Oh and by the way, earlier today ratings company Fitch revised Blockbuster’s credit rating outlook to negative from stable — something that is not typically helpful to a company with a lot of debt.
In the long run, all three companies, Netflix, Movie Gallery and Blockbuster will face a tremendous battle to stay alive when Video on Demand becomes widely available, but in the short run, if you agree with Pachter, then you should short Netflix and use the proceeds to buy Blockbuster and Movie Gallery. But I suspect if you do, you may want to go get your head checked first.
Update: Editor’s Note: Wedbush Morgan Analyst Michael Pachter responded to Davis Freeberg’s article with the note below.
Happy to respond. First of all, thanks for the compliment on my video game coverage. I am hopeful that my coverage of other companies is an indication of my thoughtfulness and thoroughness.
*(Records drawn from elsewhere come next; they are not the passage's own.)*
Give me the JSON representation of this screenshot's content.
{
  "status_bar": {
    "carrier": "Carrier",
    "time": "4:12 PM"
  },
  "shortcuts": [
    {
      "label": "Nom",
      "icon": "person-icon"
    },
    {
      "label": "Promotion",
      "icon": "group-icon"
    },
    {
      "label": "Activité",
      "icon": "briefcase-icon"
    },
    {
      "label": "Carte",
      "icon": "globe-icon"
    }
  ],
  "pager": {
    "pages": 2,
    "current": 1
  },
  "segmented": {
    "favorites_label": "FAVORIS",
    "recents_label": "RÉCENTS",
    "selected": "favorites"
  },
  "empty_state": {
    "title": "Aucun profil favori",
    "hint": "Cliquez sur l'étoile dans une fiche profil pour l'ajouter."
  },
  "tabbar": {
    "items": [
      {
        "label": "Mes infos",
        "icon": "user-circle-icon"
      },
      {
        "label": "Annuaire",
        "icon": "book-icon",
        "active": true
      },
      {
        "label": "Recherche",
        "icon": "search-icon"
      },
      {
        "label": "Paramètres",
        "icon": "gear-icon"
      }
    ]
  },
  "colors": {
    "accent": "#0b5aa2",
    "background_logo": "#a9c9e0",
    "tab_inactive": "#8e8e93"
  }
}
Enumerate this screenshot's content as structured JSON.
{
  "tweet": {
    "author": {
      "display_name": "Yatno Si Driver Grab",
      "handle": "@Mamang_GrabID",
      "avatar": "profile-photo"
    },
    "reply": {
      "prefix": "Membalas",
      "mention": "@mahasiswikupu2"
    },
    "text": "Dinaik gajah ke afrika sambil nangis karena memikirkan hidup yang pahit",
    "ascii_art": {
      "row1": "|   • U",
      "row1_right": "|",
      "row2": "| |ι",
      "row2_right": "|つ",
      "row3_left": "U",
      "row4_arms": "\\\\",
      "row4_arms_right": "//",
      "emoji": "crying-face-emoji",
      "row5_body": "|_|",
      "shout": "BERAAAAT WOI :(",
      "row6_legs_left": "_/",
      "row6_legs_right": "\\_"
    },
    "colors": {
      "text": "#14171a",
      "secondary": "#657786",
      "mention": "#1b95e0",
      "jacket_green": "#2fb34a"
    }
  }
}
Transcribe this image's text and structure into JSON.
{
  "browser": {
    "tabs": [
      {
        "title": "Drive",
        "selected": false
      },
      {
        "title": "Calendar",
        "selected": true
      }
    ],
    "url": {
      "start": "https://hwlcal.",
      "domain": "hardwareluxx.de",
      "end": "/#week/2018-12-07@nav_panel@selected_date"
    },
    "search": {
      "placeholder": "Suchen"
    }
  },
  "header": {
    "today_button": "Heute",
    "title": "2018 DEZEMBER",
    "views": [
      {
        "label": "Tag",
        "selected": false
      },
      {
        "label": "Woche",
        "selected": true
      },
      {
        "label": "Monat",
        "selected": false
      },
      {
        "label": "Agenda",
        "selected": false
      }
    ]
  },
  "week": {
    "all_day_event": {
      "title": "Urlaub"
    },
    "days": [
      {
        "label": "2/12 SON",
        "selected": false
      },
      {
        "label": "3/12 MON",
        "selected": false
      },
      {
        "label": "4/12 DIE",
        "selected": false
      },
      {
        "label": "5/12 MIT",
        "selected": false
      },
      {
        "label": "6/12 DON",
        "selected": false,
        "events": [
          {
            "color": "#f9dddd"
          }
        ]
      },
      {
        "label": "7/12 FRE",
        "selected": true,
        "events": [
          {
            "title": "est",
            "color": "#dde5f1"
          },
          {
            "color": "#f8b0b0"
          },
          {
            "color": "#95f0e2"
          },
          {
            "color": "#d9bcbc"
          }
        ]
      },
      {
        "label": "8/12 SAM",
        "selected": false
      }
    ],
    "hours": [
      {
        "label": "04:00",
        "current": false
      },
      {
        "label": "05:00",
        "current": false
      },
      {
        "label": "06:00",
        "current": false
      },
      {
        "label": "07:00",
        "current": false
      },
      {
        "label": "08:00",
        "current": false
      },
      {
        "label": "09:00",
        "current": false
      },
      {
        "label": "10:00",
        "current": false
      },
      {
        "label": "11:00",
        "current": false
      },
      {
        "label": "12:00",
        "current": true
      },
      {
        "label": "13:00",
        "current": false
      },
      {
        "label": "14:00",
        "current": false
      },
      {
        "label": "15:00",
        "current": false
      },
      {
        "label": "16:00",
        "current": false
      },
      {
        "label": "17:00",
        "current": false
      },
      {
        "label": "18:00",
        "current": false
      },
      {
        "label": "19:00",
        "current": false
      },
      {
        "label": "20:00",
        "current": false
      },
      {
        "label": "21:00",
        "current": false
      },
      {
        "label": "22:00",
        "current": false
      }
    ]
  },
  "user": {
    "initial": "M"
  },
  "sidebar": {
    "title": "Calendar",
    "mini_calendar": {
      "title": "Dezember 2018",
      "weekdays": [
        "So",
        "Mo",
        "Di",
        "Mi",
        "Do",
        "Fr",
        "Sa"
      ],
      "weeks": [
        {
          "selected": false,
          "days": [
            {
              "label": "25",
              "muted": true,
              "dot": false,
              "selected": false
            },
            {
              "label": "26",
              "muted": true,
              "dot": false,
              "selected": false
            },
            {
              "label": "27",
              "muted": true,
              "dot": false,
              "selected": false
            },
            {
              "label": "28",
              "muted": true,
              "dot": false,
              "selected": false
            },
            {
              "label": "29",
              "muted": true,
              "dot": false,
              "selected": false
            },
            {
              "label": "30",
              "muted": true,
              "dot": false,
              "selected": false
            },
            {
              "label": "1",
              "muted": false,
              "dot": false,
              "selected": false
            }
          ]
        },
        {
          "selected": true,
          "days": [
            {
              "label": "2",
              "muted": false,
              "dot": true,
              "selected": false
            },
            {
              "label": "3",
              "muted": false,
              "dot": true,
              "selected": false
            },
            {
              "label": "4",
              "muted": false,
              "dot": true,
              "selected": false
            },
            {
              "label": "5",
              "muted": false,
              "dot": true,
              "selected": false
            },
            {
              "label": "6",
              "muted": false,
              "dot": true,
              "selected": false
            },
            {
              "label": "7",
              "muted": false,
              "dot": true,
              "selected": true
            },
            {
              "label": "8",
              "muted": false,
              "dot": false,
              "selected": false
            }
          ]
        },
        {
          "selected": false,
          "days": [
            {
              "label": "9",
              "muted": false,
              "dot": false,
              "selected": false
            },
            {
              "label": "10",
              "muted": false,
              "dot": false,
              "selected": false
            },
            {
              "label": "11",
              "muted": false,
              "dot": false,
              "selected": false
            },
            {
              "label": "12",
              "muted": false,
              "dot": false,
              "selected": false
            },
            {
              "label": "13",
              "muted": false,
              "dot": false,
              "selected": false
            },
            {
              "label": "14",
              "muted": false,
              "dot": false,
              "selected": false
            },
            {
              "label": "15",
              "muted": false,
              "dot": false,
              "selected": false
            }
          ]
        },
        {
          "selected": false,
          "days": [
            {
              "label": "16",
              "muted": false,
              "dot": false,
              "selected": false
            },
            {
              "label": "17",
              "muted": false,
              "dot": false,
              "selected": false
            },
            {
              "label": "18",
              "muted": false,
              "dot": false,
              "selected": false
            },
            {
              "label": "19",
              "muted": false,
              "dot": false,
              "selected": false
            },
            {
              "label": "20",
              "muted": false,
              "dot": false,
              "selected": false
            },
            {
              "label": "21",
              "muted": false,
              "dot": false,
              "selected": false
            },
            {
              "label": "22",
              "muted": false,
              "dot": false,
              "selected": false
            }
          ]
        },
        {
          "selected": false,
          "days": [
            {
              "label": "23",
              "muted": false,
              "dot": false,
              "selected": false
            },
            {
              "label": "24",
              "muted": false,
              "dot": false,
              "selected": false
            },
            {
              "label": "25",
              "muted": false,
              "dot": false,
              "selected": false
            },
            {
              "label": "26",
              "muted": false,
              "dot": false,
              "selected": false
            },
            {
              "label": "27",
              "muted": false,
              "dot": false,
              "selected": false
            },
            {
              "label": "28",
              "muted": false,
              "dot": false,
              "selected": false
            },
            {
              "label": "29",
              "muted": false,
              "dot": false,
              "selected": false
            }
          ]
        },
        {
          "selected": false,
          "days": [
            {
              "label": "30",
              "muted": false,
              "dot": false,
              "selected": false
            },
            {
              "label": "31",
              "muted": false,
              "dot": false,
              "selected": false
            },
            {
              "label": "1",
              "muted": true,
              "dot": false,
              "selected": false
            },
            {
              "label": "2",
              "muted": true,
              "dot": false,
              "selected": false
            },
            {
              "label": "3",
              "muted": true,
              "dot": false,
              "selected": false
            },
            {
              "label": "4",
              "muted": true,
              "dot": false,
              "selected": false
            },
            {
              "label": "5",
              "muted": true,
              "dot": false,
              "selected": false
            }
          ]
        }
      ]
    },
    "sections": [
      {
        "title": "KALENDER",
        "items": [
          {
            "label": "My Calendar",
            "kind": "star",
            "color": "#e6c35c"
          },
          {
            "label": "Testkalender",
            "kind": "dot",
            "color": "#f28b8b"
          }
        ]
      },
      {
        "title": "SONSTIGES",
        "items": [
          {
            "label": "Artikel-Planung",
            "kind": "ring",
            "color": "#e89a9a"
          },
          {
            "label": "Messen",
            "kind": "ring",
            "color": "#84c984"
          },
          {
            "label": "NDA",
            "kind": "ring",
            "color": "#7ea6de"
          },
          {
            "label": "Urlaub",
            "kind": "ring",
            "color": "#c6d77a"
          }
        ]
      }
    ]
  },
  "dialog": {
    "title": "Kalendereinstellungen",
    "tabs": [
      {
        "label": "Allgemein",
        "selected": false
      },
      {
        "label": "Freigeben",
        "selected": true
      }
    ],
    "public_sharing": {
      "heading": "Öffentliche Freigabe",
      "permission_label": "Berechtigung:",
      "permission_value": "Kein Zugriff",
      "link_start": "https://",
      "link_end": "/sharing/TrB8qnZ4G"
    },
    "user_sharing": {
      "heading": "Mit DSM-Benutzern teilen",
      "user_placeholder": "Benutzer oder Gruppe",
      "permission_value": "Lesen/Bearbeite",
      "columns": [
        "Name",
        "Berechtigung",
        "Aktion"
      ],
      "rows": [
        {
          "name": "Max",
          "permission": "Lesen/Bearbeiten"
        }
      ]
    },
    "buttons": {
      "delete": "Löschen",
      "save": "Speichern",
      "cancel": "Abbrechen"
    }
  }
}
I don’t hate Netflix at all. I think that they had an innovative and brilliant idea, but unfortunately chose to compete in an area where the dominant company has a lot to lose. Blockbuster loses whenever Netflix gains customers. My guess is that 1.5 million of Netflix’s customers are former Blockbuster customers. That means that if these people paid $20 per month to Blockbuster before they shifted to Netflix, Blockbuster is losing $360 million per year. It is easy to see why Blockbuster had to respond.
The amount of Blockbuster’s debt is irrelevant. They have over $6 billion in revenue, and will be able to service their debt, so long as they can maintain revenue. If Netflix continues to erode their business, they will have a serious problem.
Once Blockbuster decided to compete with Netflix head on, I decided to initiate on Netflix with a sell rating. I think that although Netflix has a fine service, and is best in class, its future growth will depend upon adding customers who don’t appreciate that it has more satisfied employees than does Blockbuster. People unfamiliar with both services are likely to choose based upon price, and Blockbuster’s service is cheaper by $3 per month.
Also, Blockbuster has a huge cost advantage over Netflix. Once Blockbuster migrates fulfillment to the store level, it will save approximately $5 per customer per month in inventory costs. That is because it is cheaper to fulfill online rental requests from a large inventory of brick and mortar movies than it is with dedicated DCs used by Netflix.
In terms of Amazon, they want the best deal that they can strike, and have a history of partnering with the best in class brick and mortar stores (Toys R Us and Target?). My understanding is that they spoke several months ago with Netflix, and couldn’t work anything out.
I have never said that Antioco’s compensation is comparable to other retail CEOs. Instead, I said that it works out to $10 million or so per year over a multi-year period, and is reasonable given that if h
e succeeds, his shareholders will benefit by $180 million for every dollar in share appreciation. The comp package was disclosed in SEC filings in September at the time of the split off. The layoffs have not yet occurred, but were announced by Blockbuster back in February or March.
My overall thesis on Netflix is that it will have difficulty competing with Blockbuster because it doesn’t make money at its current level of subscribers. Blockbuster does make money. Netflix has $140 million of cash, but if it chooses to compete with Blockbuster on price, it will see that cash erode at a rate of $9 million per month once it cuts price by $3. I’m betting that it will cut price.
IF Netflix maintains pricing and continues to grow, I will rethink my thesis.
By the way, please note that Blockbuster stock didn’t react at all to the Fitch downgrade.
Update: Slashdot picked up the story today.